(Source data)
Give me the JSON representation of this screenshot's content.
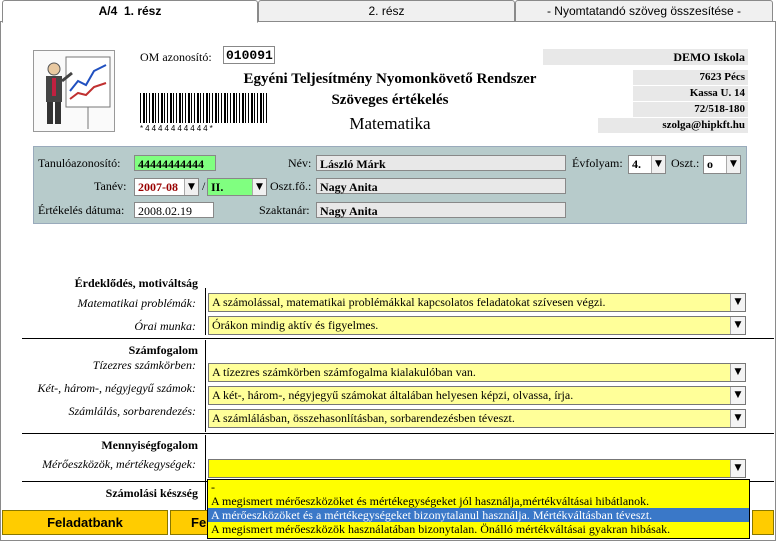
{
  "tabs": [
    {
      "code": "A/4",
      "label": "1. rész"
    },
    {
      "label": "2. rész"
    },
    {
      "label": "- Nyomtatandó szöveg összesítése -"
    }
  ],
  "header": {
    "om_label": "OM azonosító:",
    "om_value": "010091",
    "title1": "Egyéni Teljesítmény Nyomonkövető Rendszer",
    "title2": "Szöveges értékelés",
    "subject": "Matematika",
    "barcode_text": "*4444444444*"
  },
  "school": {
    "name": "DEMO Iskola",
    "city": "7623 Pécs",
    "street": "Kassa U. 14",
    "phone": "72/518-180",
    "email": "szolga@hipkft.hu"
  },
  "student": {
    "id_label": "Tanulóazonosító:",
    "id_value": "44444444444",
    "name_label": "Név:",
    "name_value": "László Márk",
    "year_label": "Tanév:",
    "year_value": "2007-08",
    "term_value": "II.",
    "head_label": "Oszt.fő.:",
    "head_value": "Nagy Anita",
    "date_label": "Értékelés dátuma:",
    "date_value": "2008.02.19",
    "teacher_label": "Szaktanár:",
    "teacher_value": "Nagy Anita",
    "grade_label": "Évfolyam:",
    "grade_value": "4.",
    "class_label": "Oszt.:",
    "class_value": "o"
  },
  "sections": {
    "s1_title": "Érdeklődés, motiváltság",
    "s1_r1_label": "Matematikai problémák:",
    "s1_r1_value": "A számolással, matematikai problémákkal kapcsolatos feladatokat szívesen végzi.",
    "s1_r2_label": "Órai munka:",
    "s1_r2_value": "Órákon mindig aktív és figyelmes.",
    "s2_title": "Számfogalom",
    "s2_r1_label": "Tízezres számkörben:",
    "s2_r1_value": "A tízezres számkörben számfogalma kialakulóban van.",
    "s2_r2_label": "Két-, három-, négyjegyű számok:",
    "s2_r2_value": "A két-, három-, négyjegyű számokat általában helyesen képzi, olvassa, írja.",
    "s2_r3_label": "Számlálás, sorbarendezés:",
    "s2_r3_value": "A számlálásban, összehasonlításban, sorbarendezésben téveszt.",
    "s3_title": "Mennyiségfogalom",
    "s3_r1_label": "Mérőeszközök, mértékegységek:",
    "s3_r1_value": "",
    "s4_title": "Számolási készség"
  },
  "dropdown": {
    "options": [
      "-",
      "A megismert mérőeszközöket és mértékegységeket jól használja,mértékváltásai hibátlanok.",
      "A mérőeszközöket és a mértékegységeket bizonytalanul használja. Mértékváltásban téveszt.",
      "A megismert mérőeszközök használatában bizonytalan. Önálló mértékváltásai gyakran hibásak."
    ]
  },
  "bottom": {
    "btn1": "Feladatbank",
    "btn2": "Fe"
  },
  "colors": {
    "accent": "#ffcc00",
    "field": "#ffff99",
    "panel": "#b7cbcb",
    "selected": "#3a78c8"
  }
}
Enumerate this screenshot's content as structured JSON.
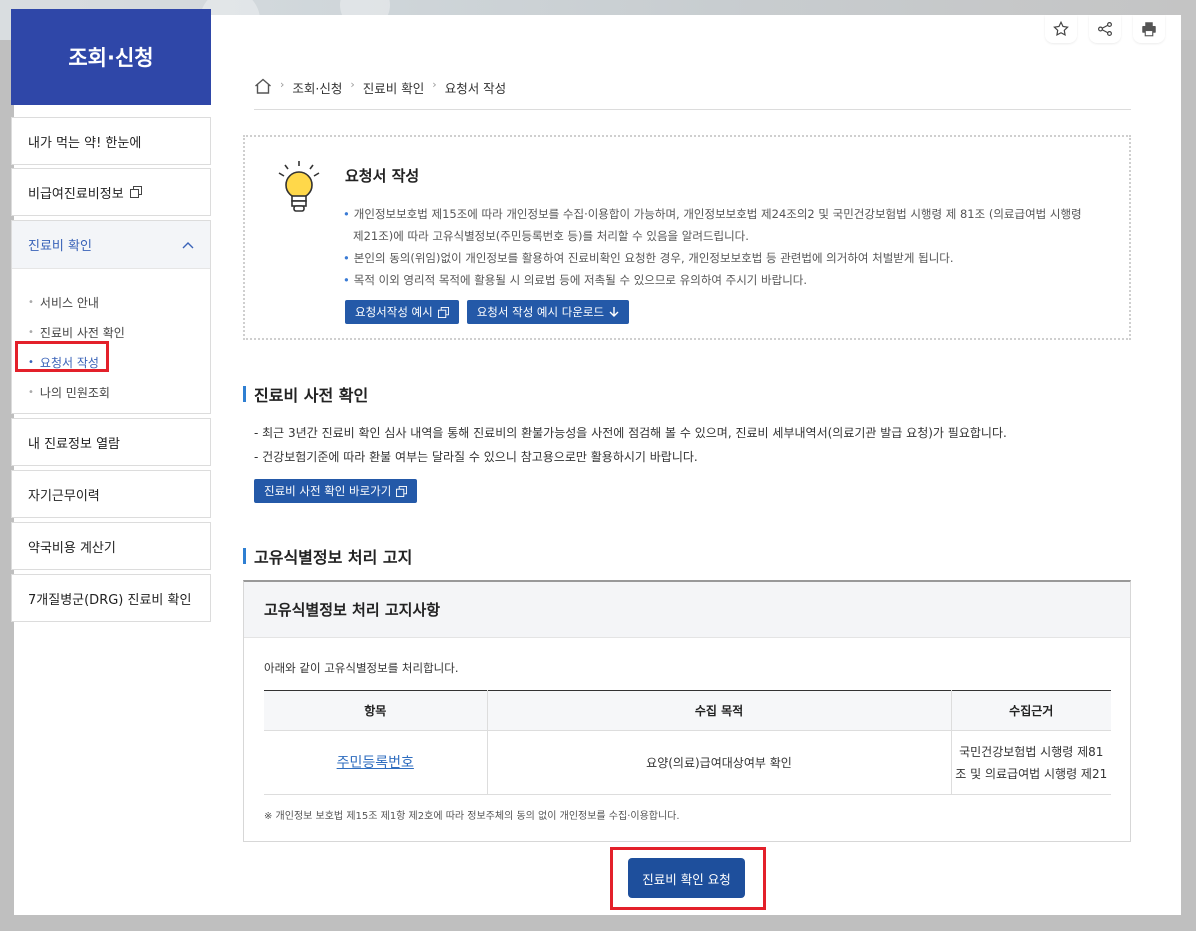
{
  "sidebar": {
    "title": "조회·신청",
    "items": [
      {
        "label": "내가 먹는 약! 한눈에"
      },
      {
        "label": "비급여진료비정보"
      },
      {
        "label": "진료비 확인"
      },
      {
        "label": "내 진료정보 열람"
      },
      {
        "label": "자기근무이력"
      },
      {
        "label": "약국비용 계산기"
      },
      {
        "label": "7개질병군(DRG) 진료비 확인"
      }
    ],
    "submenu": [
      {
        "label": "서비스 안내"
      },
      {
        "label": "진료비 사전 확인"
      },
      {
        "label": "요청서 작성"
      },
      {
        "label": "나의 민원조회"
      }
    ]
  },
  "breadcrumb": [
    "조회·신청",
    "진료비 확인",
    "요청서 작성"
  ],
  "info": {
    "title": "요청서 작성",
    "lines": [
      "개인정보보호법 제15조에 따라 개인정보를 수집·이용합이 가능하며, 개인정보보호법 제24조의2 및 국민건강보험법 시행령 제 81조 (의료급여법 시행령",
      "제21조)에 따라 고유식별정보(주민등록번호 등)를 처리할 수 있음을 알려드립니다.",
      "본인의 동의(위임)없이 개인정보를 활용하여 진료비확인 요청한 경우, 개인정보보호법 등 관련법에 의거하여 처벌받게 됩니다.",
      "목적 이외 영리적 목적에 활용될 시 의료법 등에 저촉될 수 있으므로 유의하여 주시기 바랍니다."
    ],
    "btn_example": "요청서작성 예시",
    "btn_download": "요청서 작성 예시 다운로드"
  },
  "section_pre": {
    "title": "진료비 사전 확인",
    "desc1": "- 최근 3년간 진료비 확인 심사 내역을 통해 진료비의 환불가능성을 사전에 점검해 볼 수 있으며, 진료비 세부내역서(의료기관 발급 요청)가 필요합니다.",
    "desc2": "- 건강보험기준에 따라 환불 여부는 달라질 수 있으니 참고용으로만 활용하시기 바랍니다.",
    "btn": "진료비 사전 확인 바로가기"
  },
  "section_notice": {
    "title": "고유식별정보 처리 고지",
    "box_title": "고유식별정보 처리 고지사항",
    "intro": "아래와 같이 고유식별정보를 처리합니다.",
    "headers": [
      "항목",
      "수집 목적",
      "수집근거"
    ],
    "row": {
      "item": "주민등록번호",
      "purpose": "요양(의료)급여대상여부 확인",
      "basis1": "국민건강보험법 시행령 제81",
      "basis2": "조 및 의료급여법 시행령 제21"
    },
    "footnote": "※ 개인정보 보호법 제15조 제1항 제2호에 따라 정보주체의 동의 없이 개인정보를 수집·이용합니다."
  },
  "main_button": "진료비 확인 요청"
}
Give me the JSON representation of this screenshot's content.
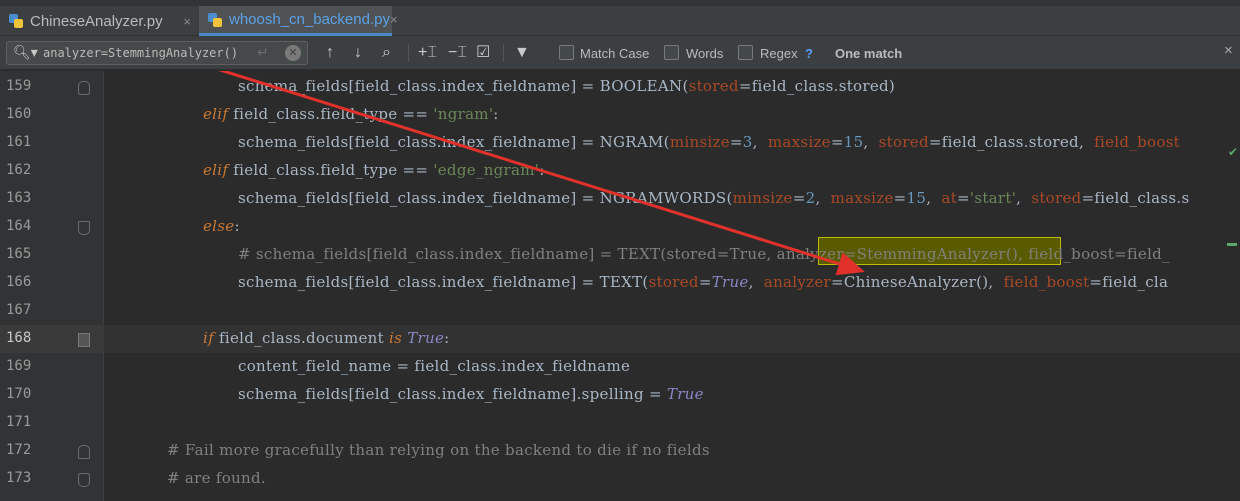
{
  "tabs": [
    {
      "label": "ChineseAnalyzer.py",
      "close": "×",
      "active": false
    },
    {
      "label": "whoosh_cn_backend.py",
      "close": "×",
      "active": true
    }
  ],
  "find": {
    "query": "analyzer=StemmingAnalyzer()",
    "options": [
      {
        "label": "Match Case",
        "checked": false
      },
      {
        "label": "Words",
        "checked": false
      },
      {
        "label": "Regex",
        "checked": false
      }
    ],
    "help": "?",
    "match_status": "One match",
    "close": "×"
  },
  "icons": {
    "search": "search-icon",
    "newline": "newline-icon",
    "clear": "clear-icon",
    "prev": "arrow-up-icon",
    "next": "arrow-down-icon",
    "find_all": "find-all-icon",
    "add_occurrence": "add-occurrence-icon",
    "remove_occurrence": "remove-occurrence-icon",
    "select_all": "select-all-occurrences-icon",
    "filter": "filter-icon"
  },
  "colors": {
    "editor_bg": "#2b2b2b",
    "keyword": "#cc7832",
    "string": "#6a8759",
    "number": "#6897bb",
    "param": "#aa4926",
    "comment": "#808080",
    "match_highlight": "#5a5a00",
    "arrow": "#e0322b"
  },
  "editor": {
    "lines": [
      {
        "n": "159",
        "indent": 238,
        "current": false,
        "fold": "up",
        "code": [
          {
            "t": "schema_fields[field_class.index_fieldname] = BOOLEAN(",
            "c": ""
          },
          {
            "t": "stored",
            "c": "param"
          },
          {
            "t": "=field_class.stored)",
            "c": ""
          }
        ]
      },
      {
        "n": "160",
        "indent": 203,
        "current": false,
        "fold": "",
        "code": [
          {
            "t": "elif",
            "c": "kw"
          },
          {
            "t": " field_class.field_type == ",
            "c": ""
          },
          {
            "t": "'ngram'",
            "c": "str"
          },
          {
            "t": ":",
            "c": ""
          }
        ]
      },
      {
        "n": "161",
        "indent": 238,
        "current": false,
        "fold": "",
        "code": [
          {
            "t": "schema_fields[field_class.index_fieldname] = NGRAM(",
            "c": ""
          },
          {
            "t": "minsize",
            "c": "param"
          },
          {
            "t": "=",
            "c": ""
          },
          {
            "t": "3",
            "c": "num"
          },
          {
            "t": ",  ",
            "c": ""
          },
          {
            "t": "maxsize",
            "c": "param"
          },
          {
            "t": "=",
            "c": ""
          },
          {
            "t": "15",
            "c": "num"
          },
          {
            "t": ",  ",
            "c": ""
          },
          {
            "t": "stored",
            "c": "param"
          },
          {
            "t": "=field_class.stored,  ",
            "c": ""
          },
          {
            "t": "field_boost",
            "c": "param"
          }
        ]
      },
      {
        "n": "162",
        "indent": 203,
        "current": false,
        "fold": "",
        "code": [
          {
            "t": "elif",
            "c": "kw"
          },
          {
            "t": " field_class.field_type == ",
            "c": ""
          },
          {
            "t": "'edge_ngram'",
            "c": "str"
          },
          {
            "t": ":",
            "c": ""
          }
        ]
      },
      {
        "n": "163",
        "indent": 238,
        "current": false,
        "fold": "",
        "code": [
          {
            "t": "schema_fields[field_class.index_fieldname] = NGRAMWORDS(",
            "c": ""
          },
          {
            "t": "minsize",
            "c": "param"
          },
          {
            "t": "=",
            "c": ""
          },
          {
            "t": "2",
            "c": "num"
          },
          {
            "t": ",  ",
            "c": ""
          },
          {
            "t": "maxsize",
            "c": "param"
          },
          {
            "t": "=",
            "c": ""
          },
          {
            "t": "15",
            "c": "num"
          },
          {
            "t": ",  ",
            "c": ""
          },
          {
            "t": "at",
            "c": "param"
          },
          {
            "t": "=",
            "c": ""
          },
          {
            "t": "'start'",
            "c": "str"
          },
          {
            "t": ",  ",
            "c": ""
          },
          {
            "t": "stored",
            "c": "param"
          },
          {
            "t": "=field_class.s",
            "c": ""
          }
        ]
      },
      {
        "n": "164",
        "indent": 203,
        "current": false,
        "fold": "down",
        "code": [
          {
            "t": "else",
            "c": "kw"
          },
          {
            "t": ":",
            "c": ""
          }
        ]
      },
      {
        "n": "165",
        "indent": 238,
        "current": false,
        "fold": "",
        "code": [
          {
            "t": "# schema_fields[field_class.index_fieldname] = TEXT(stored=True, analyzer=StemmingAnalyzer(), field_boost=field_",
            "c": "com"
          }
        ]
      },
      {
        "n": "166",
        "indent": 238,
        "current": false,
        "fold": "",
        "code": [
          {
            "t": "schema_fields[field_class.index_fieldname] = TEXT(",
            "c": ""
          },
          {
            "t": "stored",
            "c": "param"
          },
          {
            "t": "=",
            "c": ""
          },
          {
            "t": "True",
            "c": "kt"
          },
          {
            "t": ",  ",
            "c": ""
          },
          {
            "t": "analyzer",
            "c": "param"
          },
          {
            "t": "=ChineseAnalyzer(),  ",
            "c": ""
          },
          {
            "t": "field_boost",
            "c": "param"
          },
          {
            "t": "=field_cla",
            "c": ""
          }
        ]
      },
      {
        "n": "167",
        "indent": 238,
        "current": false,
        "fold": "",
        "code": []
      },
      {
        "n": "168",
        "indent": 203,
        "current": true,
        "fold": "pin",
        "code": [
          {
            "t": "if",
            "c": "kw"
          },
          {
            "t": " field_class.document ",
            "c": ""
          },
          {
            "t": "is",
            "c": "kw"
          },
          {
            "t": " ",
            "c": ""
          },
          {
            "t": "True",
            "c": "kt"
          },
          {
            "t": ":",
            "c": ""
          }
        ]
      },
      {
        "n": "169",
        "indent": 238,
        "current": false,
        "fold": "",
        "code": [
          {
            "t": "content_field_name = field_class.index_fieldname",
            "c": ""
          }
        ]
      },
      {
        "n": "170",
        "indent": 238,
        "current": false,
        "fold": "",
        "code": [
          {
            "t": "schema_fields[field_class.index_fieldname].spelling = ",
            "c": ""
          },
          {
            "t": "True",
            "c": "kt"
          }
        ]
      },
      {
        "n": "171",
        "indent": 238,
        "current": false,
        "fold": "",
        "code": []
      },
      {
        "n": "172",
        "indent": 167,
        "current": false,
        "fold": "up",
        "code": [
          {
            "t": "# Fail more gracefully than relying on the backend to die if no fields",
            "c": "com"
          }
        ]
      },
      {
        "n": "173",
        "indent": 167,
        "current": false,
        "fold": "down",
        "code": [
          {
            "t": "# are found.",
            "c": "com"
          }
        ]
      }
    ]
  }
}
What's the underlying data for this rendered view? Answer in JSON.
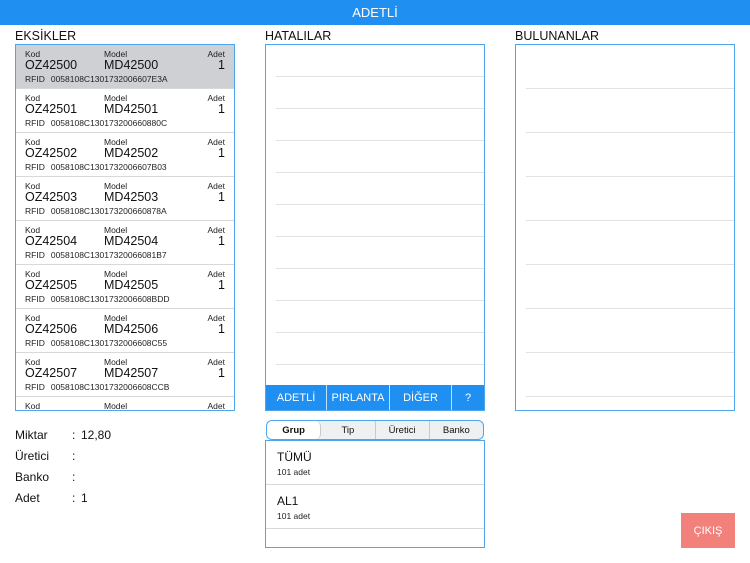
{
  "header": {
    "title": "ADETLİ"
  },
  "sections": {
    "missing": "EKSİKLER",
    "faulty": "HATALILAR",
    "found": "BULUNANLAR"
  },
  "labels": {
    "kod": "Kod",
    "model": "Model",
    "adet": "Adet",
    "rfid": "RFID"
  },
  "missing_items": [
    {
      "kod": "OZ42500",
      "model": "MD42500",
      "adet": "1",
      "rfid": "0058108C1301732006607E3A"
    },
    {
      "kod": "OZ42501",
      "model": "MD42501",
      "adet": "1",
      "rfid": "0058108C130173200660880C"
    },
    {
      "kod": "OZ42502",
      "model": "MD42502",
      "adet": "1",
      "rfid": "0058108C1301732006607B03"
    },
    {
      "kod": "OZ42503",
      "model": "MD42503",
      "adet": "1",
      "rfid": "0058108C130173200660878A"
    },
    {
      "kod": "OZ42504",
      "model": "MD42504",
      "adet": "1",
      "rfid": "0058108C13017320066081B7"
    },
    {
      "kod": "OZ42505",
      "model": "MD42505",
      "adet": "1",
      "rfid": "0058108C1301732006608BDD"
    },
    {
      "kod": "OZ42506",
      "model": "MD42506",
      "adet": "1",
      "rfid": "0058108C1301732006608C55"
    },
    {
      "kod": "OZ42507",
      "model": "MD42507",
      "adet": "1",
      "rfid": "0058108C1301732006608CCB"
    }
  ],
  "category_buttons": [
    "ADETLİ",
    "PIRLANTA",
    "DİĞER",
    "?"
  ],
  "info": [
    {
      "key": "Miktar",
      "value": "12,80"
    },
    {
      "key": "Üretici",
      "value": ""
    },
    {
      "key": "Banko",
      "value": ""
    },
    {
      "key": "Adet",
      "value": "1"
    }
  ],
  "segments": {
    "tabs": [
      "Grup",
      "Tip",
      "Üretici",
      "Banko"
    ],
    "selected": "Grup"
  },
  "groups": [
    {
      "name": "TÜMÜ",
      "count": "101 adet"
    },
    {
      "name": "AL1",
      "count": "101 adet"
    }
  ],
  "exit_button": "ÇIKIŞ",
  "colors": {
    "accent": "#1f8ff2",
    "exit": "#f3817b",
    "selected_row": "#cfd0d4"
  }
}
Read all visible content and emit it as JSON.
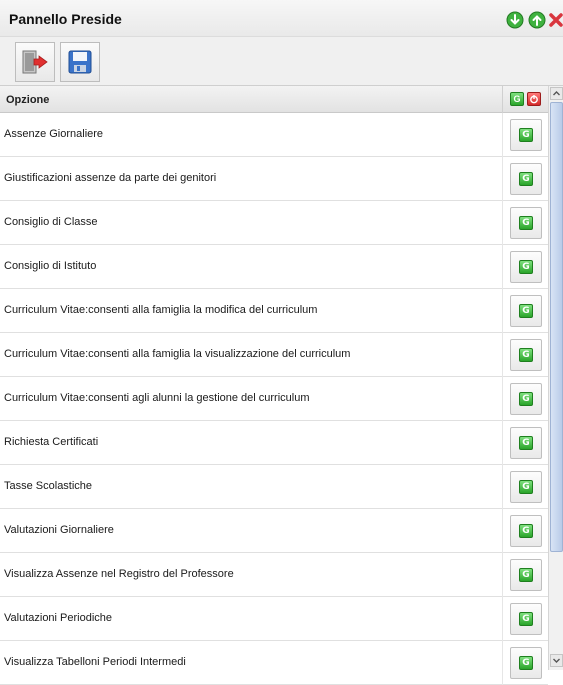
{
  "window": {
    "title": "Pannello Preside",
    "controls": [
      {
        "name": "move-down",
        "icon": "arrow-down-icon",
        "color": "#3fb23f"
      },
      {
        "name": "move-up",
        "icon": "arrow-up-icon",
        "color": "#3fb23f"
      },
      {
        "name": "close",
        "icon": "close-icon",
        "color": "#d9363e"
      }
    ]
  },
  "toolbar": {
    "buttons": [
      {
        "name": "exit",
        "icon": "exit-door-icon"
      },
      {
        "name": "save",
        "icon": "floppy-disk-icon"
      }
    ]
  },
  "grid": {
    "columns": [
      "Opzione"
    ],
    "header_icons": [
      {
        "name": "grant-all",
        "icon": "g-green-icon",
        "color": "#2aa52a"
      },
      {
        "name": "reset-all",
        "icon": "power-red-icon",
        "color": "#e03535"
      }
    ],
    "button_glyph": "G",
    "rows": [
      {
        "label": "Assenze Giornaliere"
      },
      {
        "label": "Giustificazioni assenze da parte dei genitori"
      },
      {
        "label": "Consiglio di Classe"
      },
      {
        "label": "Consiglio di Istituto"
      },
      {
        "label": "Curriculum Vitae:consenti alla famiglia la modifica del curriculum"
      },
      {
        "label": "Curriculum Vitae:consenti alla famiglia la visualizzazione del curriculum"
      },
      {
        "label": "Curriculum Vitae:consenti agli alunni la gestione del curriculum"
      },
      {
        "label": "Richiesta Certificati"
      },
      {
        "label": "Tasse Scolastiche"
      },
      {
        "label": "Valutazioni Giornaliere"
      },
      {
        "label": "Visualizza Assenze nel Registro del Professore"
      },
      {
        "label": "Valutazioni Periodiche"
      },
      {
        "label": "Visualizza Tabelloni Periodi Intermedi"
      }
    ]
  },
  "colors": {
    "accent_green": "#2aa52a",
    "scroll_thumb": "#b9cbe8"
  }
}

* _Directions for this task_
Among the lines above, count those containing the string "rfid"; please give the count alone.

* _Exercise result_
9